• **Assignment**: A line qualifies if it holds the string "Mbps". Copy every qualifying line from the records.

• **Available records**:

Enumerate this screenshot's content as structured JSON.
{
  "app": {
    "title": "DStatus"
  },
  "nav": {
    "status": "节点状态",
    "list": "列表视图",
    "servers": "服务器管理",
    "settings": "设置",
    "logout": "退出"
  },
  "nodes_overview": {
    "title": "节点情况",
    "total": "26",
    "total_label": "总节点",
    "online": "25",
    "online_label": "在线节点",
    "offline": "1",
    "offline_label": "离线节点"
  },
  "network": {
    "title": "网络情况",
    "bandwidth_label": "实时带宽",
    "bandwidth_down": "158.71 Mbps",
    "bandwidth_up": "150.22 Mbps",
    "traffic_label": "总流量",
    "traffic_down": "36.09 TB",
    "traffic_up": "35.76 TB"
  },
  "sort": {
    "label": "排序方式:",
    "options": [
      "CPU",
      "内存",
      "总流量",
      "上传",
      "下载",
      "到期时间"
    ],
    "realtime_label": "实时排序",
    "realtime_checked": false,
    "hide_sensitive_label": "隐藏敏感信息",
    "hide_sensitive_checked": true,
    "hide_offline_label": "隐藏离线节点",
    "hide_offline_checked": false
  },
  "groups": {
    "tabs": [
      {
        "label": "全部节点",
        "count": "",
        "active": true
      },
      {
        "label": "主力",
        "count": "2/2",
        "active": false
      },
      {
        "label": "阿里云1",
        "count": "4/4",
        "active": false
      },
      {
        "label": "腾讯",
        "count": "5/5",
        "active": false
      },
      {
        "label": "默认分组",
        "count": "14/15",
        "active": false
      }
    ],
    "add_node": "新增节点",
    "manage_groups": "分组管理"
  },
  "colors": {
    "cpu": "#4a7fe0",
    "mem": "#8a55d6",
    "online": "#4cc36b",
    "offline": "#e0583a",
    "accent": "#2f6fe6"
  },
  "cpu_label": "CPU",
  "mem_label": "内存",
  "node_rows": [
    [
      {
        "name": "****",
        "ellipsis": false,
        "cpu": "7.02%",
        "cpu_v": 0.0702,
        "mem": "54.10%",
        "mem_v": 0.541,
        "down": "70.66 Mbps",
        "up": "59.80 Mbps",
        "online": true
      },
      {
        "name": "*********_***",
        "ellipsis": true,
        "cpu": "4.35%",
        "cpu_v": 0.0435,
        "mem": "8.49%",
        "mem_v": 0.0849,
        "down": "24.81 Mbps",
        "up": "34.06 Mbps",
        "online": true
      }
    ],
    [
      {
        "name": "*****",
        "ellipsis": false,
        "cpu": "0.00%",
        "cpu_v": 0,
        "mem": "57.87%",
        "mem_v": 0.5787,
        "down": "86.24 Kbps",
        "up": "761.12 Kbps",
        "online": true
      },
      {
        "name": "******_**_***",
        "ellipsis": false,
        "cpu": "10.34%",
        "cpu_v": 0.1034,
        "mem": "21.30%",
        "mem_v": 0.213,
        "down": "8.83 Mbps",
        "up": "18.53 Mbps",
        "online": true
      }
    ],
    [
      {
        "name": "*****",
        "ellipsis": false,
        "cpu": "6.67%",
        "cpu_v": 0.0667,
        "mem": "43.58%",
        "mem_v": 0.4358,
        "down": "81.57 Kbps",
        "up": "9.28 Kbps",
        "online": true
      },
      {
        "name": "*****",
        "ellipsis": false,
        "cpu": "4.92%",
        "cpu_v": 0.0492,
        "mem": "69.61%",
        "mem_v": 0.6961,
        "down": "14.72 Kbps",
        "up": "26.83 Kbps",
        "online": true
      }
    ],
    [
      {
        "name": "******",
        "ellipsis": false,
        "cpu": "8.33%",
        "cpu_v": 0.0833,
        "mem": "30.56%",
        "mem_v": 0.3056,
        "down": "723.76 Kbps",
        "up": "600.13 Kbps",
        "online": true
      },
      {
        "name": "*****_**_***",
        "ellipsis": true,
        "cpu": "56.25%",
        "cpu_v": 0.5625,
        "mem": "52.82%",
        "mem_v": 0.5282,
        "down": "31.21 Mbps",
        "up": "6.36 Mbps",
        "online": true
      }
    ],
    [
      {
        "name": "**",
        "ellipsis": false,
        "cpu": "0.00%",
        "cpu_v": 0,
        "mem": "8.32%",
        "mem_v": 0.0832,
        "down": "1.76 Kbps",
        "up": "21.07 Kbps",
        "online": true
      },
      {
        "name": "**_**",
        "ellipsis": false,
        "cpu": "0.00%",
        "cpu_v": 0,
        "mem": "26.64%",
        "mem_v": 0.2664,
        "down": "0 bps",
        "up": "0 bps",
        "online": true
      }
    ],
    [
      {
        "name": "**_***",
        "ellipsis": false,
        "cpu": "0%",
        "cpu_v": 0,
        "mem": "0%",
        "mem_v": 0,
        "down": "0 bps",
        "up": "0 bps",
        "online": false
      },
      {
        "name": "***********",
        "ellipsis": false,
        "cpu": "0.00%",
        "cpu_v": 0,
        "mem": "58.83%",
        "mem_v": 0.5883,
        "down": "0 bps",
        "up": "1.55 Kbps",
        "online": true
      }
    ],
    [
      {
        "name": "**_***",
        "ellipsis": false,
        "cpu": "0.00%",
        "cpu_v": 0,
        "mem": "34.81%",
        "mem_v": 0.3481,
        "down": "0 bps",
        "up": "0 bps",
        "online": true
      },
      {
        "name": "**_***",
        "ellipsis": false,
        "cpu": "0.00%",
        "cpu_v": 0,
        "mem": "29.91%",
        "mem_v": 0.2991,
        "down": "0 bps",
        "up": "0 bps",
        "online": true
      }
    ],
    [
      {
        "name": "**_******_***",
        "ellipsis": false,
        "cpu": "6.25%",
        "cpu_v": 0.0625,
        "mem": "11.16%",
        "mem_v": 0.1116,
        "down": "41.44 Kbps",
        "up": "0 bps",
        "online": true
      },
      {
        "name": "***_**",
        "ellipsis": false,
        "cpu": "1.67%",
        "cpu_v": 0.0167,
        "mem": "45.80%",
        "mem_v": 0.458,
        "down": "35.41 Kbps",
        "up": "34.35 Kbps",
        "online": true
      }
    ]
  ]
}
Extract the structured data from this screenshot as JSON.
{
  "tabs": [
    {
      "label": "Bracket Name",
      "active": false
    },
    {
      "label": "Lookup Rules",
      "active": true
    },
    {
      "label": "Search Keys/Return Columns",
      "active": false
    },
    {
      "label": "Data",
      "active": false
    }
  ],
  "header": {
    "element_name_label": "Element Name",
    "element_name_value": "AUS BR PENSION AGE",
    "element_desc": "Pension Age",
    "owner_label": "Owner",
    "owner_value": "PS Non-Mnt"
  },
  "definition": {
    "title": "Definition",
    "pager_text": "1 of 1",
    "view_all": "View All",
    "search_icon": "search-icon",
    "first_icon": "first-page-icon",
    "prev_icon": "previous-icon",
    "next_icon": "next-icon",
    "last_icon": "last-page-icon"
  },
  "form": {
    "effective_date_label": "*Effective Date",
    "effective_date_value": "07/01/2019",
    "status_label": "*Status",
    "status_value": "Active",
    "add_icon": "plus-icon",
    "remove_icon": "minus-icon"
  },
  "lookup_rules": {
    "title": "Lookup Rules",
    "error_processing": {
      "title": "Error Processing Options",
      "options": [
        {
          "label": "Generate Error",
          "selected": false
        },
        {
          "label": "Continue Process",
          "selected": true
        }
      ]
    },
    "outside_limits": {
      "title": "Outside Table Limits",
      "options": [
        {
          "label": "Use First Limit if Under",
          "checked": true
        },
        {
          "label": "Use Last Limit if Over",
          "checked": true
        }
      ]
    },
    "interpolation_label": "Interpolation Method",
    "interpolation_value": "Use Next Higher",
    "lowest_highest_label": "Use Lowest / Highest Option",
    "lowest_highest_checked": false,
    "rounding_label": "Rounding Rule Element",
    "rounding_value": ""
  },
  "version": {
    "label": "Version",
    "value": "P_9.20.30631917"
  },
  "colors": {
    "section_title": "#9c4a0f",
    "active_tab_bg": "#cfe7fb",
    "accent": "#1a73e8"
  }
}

• **Response for this exercise**:
    "bandwidth_down": "158.71 Mbps",
    "bandwidth_up": "150.22 Mbps",
        "down": "70.66 Mbps",
        "up": "59.80 Mbps",
        "down": "24.81 Mbps",
        "up": "34.06 Mbps",
        "down": "8.83 Mbps",
        "up": "18.53 Mbps",
        "down": "31.21 Mbps",
        "up": "6.36 Mbps",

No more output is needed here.